==== Records to process ====

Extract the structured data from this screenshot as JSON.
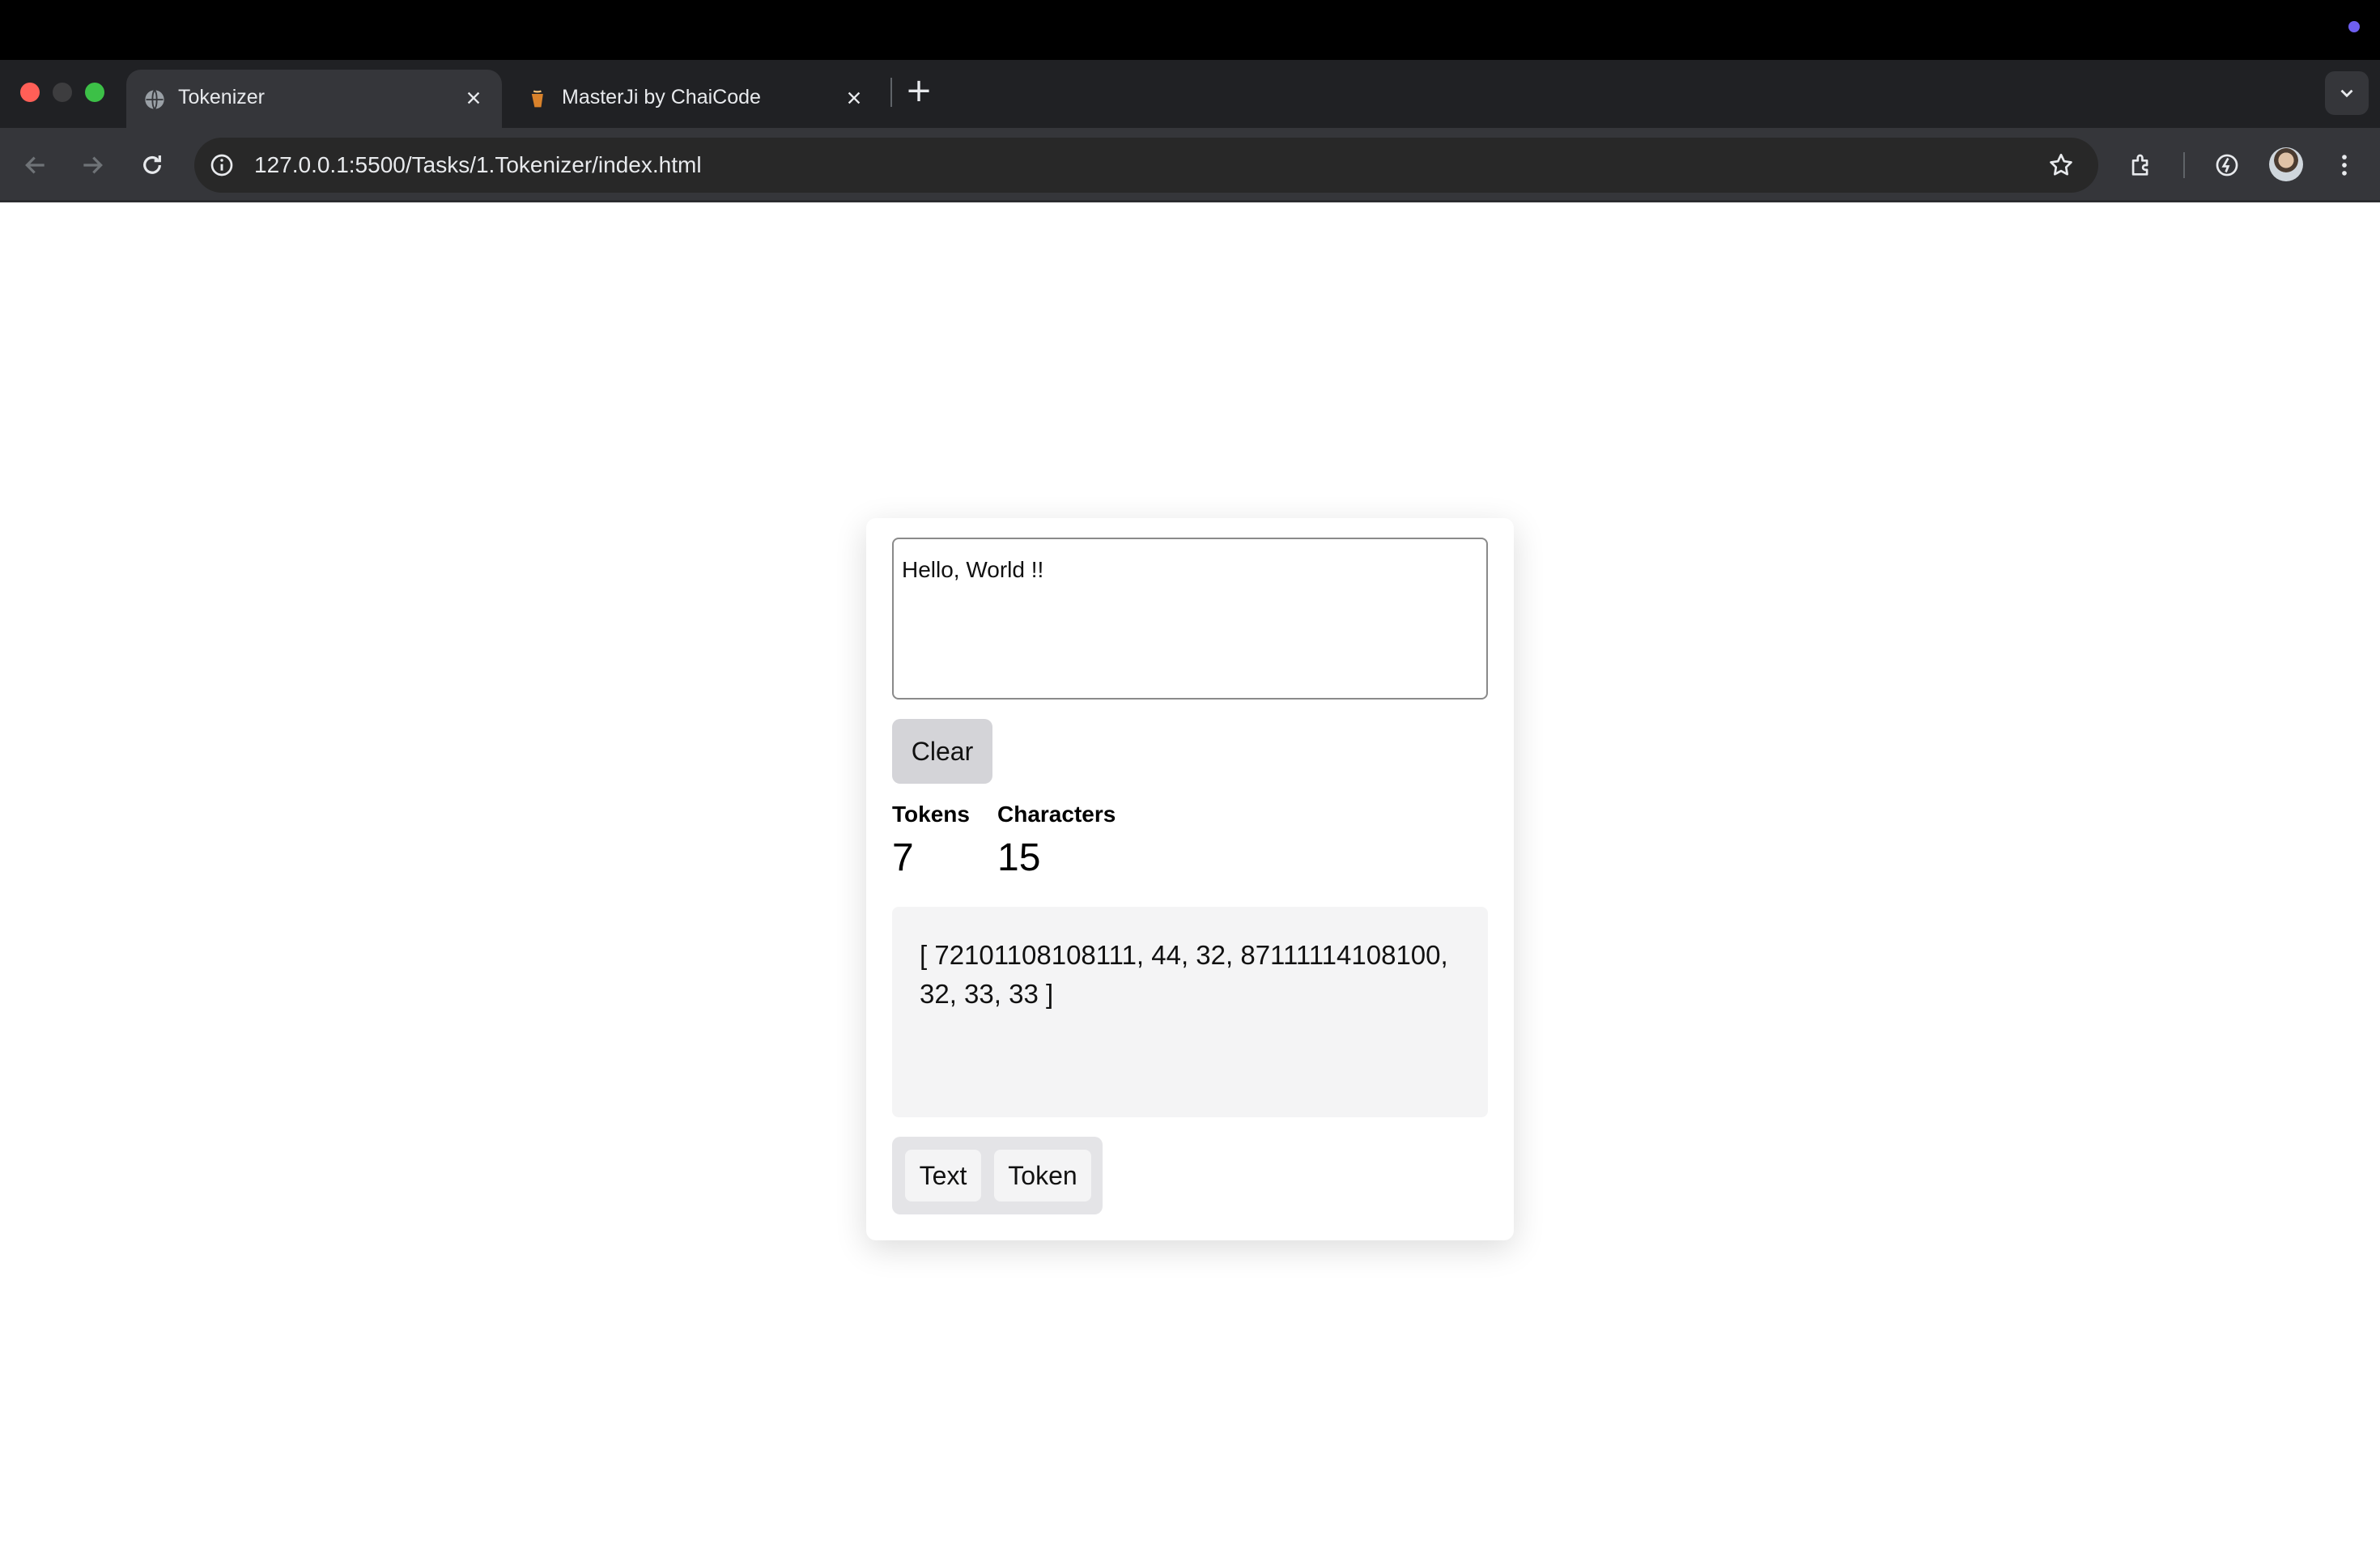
{
  "browser": {
    "tabs": [
      {
        "title": "Tokenizer",
        "active": true,
        "favicon": "globe-icon"
      },
      {
        "title": "MasterJi by ChaiCode",
        "active": false,
        "favicon": "masterji-icon"
      }
    ],
    "url": "127.0.0.1:5500/Tasks/1.Tokenizer/index.html"
  },
  "tokenizer": {
    "input_text": "Hello, World !!",
    "clear_label": "Clear",
    "tokens_label": "Tokens",
    "tokens_value": "7",
    "characters_label": "Characters",
    "characters_value": "15",
    "output": "[ 72101108108111, 44, 32, 87111114108100, 32, 33, 33 ]",
    "view_text_label": "Text",
    "view_token_label": "Token"
  }
}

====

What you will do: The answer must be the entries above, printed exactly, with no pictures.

Written response:
Extract the structured data from this screenshot as JSON.
{
  "browser": {
    "tabs": [
      {
        "title": "Tokenizer",
        "active": true,
        "favicon": "globe-icon"
      },
      {
        "title": "MasterJi by ChaiCode",
        "active": false,
        "favicon": "masterji-icon"
      }
    ],
    "url": "127.0.0.1:5500/Tasks/1.Tokenizer/index.html"
  },
  "tokenizer": {
    "input_text": "Hello, World !!",
    "clear_label": "Clear",
    "tokens_label": "Tokens",
    "tokens_value": "7",
    "characters_label": "Characters",
    "characters_value": "15",
    "output": "[ 72101108108111, 44, 32, 87111114108100, 32, 33, 33 ]",
    "view_text_label": "Text",
    "view_token_label": "Token"
  }
}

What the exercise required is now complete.